Mesley says telling her mom, Joan, and her six-year-old daughter (Mesley asked not to have her child's name mentioned) were the hardest things. "I called my mom and said, 'I have some news but I should probably tell you in person, why don't you come down for supper?' I didn't want my daughter to see my mother react," says Mesley, who is an only child.
"So I headed her off at the path as she hit the front porch. She was obviously devastated, which sounds like such a cliché, profoundly shocked and upset. But we instantly decided to just go into denial. We just promised each other I was going to be fine. That we were going to beat it. And why not?"
Her husband, an advertising executive, has also been "a rock." He had a bad day the first time he accompanied Mesley to the chemo waiting room. "I think it suddenly struck him, 'Oh God, my wife has this disease that people are dying of.' "

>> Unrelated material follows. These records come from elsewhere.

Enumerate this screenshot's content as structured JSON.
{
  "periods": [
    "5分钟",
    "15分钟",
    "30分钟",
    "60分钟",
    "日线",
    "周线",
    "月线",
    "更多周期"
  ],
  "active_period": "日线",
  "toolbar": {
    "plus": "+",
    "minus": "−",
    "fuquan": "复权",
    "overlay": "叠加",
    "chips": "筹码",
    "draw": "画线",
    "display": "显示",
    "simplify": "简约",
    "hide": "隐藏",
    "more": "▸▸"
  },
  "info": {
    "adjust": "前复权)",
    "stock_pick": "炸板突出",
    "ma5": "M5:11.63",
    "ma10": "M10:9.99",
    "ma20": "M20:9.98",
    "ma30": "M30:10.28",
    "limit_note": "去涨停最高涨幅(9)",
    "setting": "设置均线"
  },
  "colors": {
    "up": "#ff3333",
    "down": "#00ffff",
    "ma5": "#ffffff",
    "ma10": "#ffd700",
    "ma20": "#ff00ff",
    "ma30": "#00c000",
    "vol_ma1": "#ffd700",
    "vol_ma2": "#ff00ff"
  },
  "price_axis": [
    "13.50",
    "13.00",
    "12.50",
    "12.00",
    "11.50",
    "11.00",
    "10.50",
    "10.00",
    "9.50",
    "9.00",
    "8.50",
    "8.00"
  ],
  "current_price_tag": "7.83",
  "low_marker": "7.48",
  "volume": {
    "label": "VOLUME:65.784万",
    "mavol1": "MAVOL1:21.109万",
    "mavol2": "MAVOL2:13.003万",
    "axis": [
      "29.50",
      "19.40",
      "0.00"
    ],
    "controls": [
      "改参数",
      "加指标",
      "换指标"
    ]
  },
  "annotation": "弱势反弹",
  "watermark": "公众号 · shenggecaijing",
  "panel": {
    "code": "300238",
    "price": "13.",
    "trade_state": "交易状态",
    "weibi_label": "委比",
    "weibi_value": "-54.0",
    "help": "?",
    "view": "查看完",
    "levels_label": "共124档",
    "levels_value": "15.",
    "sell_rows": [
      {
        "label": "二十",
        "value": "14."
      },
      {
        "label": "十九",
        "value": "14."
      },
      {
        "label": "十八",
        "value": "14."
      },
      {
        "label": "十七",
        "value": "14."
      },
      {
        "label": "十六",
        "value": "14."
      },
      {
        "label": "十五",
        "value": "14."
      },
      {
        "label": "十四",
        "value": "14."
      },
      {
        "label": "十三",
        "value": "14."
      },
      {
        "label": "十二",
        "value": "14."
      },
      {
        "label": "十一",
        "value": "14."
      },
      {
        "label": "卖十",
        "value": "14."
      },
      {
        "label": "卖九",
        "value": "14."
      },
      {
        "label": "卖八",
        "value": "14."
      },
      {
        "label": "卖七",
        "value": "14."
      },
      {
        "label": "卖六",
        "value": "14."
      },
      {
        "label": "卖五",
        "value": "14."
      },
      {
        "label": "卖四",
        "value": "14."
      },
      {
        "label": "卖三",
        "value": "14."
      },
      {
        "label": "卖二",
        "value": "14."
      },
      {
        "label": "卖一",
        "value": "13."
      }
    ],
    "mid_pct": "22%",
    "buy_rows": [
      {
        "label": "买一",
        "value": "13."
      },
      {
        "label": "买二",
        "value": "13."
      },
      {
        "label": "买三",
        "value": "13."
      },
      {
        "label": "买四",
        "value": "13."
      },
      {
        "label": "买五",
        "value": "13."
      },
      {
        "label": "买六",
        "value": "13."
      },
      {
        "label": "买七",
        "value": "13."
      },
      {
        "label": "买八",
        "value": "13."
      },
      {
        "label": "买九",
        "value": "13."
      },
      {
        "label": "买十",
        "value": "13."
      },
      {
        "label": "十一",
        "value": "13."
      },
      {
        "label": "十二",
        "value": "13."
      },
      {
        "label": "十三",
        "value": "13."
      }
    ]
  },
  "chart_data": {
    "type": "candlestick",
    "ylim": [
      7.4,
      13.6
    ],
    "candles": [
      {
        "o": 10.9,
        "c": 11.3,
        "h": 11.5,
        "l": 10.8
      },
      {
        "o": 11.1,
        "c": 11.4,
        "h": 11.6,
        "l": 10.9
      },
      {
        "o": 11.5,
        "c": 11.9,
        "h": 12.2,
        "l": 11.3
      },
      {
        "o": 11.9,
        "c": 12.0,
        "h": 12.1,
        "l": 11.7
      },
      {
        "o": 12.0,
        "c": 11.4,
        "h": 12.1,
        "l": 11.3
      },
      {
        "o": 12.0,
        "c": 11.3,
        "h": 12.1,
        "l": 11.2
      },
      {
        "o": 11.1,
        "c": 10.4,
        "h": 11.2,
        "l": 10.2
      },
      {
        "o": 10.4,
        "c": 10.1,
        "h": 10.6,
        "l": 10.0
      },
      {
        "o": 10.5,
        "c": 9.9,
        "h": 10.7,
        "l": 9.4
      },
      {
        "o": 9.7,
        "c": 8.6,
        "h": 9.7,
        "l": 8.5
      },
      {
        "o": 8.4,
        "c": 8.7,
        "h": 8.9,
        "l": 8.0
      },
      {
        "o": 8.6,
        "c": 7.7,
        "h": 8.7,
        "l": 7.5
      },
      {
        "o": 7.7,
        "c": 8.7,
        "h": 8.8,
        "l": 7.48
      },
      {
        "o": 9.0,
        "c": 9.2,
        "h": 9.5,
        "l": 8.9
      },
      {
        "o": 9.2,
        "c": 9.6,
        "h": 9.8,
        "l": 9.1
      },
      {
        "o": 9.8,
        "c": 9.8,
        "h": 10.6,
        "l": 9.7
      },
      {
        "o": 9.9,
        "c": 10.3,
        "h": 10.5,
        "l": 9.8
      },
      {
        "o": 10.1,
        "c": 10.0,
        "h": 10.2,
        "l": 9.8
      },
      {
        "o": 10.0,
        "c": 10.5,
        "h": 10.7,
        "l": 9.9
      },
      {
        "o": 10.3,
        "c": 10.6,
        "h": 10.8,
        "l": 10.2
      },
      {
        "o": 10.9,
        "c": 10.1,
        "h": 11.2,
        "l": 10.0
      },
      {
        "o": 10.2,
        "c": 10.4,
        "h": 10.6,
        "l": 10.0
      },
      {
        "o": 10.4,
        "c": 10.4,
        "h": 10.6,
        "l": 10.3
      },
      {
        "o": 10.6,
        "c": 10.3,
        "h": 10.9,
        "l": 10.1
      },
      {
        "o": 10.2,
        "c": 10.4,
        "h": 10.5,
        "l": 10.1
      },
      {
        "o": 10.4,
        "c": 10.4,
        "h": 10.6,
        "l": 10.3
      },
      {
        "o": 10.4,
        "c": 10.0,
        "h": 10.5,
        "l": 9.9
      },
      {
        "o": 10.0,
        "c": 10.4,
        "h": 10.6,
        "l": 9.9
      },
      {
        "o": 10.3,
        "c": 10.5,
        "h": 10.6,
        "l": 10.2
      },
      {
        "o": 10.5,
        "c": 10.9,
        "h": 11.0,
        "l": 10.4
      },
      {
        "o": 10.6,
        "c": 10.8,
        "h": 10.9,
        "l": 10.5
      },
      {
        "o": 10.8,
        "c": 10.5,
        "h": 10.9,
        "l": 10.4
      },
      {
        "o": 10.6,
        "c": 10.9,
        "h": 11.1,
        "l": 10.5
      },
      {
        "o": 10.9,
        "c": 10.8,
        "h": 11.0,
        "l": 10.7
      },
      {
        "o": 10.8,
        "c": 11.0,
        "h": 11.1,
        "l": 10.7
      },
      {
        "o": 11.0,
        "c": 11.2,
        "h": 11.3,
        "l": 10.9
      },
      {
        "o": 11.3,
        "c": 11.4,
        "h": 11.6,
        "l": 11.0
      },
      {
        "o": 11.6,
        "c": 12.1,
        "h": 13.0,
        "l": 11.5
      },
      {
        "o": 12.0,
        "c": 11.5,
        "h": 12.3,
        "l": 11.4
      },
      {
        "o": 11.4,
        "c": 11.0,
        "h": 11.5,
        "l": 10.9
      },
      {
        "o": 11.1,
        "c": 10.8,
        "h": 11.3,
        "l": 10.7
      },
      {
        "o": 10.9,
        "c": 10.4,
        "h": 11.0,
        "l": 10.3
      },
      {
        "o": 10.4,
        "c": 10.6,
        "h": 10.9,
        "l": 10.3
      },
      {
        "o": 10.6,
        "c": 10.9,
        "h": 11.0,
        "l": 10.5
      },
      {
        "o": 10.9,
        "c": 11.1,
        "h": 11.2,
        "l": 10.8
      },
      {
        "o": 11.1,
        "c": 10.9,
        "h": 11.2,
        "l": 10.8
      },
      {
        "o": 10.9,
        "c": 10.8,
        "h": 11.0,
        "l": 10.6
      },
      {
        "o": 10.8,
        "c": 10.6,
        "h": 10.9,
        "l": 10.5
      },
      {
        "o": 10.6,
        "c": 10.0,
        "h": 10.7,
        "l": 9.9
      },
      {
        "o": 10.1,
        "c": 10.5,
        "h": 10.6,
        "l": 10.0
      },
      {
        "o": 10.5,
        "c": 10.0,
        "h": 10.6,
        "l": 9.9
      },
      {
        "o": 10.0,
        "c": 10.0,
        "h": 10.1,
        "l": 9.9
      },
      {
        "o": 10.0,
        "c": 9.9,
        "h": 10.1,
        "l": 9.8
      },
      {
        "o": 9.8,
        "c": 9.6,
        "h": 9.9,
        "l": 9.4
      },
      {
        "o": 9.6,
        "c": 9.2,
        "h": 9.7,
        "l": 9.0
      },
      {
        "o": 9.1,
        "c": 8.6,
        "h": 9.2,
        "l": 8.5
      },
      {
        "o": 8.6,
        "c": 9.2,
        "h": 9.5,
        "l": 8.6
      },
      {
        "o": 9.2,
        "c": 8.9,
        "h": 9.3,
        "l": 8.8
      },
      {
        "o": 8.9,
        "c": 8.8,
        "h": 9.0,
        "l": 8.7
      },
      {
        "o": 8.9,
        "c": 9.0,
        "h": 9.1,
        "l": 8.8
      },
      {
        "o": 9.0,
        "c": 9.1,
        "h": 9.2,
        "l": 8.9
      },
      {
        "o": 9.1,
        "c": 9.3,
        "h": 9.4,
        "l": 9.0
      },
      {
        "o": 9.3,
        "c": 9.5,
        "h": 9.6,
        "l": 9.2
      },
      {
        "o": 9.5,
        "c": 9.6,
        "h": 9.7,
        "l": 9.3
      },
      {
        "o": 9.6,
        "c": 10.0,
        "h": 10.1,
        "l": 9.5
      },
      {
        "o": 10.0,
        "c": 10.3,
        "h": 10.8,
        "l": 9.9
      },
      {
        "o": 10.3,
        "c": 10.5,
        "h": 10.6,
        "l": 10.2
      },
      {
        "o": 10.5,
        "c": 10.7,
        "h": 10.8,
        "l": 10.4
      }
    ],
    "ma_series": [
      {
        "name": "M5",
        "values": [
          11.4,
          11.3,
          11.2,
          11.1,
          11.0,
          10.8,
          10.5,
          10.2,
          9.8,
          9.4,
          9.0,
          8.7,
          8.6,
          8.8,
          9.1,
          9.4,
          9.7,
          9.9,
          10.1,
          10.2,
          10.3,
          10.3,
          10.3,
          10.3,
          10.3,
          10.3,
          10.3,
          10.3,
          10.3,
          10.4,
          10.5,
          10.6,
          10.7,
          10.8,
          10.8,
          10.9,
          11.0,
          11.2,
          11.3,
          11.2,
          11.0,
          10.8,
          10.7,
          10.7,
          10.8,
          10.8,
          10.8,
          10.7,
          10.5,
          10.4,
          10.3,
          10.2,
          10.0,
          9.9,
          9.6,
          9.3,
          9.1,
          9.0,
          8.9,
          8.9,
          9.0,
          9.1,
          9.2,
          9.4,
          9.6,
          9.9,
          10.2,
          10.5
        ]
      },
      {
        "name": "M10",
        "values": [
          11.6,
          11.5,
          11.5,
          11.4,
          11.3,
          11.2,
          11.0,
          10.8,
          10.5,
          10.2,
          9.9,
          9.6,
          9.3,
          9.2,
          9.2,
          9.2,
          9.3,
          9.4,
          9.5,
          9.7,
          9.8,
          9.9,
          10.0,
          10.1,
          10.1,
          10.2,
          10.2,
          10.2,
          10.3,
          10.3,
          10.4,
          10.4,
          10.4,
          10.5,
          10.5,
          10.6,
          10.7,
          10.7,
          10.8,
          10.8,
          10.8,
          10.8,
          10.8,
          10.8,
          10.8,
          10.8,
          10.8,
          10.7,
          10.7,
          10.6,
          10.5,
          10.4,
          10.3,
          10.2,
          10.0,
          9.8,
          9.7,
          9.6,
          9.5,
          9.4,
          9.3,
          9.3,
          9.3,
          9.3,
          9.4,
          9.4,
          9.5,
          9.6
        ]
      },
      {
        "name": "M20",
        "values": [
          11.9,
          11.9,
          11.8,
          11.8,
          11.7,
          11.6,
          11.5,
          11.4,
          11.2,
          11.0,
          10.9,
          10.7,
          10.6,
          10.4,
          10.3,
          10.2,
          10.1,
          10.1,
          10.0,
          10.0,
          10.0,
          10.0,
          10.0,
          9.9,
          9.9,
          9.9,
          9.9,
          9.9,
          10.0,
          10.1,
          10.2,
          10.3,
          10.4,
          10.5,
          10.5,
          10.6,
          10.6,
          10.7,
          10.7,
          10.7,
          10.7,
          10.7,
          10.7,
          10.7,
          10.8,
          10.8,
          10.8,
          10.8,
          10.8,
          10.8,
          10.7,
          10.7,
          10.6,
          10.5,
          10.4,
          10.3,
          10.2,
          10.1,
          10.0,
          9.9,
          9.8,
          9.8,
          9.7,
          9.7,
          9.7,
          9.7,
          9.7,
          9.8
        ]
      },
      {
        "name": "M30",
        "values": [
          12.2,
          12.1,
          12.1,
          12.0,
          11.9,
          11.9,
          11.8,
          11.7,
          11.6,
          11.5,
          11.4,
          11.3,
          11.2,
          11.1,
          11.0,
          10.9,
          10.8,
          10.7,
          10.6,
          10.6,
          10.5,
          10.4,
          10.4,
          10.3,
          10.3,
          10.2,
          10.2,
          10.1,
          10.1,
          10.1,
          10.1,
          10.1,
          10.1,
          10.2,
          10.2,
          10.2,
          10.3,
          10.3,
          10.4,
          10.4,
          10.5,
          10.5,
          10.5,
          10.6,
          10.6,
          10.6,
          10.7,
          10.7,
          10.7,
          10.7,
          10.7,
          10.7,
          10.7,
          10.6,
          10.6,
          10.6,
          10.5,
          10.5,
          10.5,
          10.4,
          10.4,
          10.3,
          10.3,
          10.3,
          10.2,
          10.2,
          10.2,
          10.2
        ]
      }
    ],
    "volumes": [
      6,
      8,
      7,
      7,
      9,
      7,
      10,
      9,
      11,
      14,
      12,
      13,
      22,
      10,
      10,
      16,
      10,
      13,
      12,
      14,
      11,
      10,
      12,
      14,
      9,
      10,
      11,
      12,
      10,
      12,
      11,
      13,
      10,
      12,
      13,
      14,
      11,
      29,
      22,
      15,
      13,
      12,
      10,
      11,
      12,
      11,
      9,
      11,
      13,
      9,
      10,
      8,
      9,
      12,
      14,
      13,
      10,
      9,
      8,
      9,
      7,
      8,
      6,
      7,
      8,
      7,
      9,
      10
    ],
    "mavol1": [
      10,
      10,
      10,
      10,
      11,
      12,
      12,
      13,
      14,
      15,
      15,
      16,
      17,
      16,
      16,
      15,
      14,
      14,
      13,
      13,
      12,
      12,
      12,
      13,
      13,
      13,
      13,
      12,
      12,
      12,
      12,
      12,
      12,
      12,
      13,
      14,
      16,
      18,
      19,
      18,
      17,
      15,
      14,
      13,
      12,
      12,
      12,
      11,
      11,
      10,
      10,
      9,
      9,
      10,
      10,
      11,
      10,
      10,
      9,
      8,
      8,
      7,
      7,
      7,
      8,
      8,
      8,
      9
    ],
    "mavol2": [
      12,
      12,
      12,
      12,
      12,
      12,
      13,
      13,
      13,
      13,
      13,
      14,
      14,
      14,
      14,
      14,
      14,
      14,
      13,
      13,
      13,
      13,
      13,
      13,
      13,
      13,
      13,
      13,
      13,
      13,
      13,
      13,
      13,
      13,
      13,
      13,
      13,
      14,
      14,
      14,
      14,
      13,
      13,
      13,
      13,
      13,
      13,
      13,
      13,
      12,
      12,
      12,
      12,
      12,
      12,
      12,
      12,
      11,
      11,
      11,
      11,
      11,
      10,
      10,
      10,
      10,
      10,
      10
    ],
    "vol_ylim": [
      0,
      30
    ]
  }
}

But like Mesley, he's got a dry sense of humour that continually lifts them all up. "He's been good at keeping me laughing," she says. "When I first got the diagnosis, there was discussion of a mastectomy, which I didn't have. But we were in the hospital and Liam sees this sign on the door that says, Breast Imaging.
"He says, 'Oh, that's the husbands' room. That's where we pick the new ones.' I said, 'No honey. It's not about you.' Then he more seriously offered to shave his head when he learned my hair would definitely fall out. I said, 'Thank you very much but I don't need an ugly husband,' " cracks Mesley. "So he still has his hair. Thank God."
That same head-on approach to accepting the realities of the disease was passed along -- in a gentle manner -- to their daughter. "She's very sensitive and very aware, and we're very close," says Mesley, who had her first child in her early 40s. "I just didn't want one of those houses full of whispers, where the kids get a sense something is wrong but they're not told what it is. My husband and I decided to tell her that I have breast cancer, that the doctors are going to fix it. That they're going to give me medicine. I might be a little tired, but I'm going to be fine. I'm not going to die.
"Every once in a while she expresses worry, but as long as she's talking to us about it, we're fine. She makes jokes at school," adds Mesley. "About me being bald. All the kids in her Grade 1 class want to see my head. But I'm not showing it. She's such a great spirit. It's hard to keep her down."
On air, Mesley has always exemplified that hard-to-match blend of toughness and vulnerability. Those same qualities are in full force now. One moment she seems fragile. The next, invincible. The latter is the mental place she prefers to keep her energy focused.
"I expect to have gone through everything by Halloween," she says cheerfully.
So she works when she feels well. She stays home when she feels nauseous, tired or low. Her colleagues are rooting for her. "She is beloved within the CBC," says network spokesperson Ruth Ellen Soles. "She's so straightforward, hard-working, simple, sweet, committed and funny," adds Soles, who also battled breast cancer in 2000. "We all support her."
Mesley keeps working, she says, because she needs the mental stimulation and the distraction it brings. "I'm not contributing near what I normally do at Marketplace," she says ruefully. "But having cancer is like a full-time job, all the treatments, the sleep, the throwing up and the research to figure out the kind of care you're going to have. If you're a control freak -- which I am -- you make yourself an instant mini-expert.
"I'm not afraid of the chemo -- well, maybe I am a little bit -- I'm afraid of what anybody would be afraid of in this situation: That some day it will come back and kill me.
"But I'm not afraid of dying right now. I feel very loved and grateful for all the support I've been given, from the CBC, my family and my friends.
"It's just a rough and scary thing to go through, but I'm determined to come out of it."